  • Lightning is the #2 weather killer in the United States over a 30-year period, killing more than hurricanes and tornadoes combined! Only floods kill
  • Lightning is the #1 weather killer in Florida, killing more than all other weather sources combined!
  • Florida leads the U.S. in lightning deaths, injuries, and casualties!
  • Lightning kills about 60 people in the U.S. each year and inflicts severe life-long debilitating injuries on at least a 1,000 people a
  • Long-term lightning symptoms are primarily neurological and are difficult to diagnose. Though very variable, some of the more frequent symptoms include memory deficit, sleep disturbance, dizziness, and chronic pain. Lightning survivors sometimes have trouble processing information, are easily distracted, and have personality changes. Symptoms may not appear until months after the lightning strike. The ‘lightning strike and electric shock survivors, international' is the main support group for lightning survivors ( lightning-strike.org ).
  • Lightning causes about $5 billion of economic impact in the U.S. each year!
  • Pennsylvania leads the U.S. in lightning damage!
  • The odds of an individual being a lightning casualty in a year in the U.S. is about 280,000-to-1 – if you're an average person, in an average location, with average outside activities, and average lightning safety behavior. That's about 3,000-to-one over your lifetime, with about 300-to-one odds of being seriously affected by a family member or friend being a lightning survivor. In Florida, it's closer to 80,000-to-1 per year of being struck, 1,000-to-one in a lifetime, and 100-to-one of being seriously affected.
  • The odds of an individual being killed by lightning each year in the U.S. is about 3 million-to-1, if you're an average person, in an average location, with average outside activities, and average lightning safety behavior. That's about 35,000-to-one over a life time, and about 3,000-to-one of being seriously affected by a family member or friend being killed by lightning. In Florida, it's closer to 900,000-to-one per year, or 12,000-to-1 over a lifetime, and 1,000-to-1 of being seriously
  • For more information, go to lightningsafety.noaa.gov

In addition, all of the City of Boca Raton fields have lightning detectors; If you hear the lightning detector sound, please remind the coaches, players and spectators that they need to leave the field and seek shelter until the lightning detector sounds again as three short bursts indicating it is safe to return.

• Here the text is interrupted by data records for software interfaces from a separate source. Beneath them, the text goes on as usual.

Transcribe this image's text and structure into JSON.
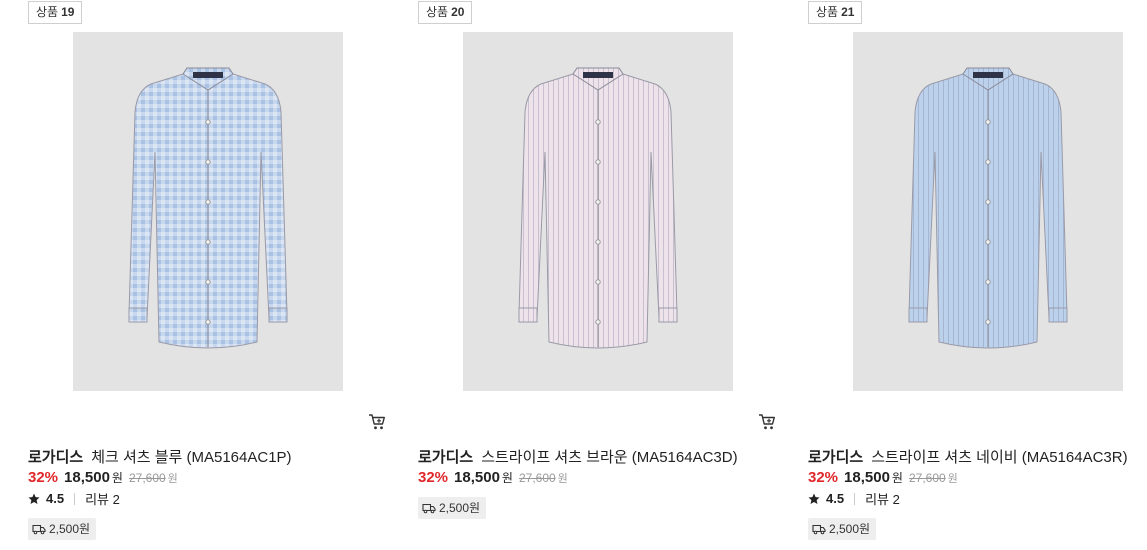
{
  "products": [
    {
      "badge_label": "상품",
      "badge_num": "19",
      "brand": "로가디스",
      "name": "체크 셔츠 블루 (MA5164AC1P)",
      "discount": "32%",
      "price": "18,500",
      "price_unit": "원",
      "original_price": "27,600",
      "original_unit": "원",
      "rating": "4.5",
      "review_label": "리뷰 2",
      "shipping": "2,500원",
      "shirt_color": "#a9c2e3",
      "pattern": "check"
    },
    {
      "badge_label": "상품",
      "badge_num": "20",
      "brand": "로가디스",
      "name": "스트라이프 셔츠 브라운 (MA5164AC3D)",
      "discount": "32%",
      "price": "18,500",
      "price_unit": "원",
      "original_price": "27,600",
      "original_unit": "원",
      "rating": "",
      "review_label": "",
      "shipping": "2,500원",
      "shirt_color": "#eee3ea",
      "pattern": "stripe"
    },
    {
      "badge_label": "상품",
      "badge_num": "21",
      "brand": "로가디스",
      "name": "스트라이프 셔츠 네이비 (MA5164AC3R)",
      "discount": "32%",
      "price": "18,500",
      "price_unit": "원",
      "original_price": "27,600",
      "original_unit": "원",
      "rating": "4.5",
      "review_label": "리뷰 2",
      "shipping": "2,500원",
      "shirt_color": "#bcd2ec",
      "pattern": "stripe"
    }
  ],
  "icons": {
    "cart": "cart-icon",
    "star": "star-icon",
    "truck": "truck-icon"
  },
  "colors": {
    "discount": "#e0282b",
    "thumb_bg": "#e3e3e3"
  }
}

REMEMBER THAT THE LIGHTNING DETECTORS HAVE BEEN KNOWN TO FAIL, THUS PLEASE BE SURE TO RELY ON YOUR COMMON SENSE AND IF THE “30-30” RULE INDICATES YOU SHOULD LEAVE THE FIELD, AND YET THE DETECTOR HAS NOT SOUNDED, BE SURE TO USE YOUR BEST JUDGEMENT AND FOLLOW THE NOAA RECOMMENDATIONS. BETTER TO BE SAFE THAN SORRY.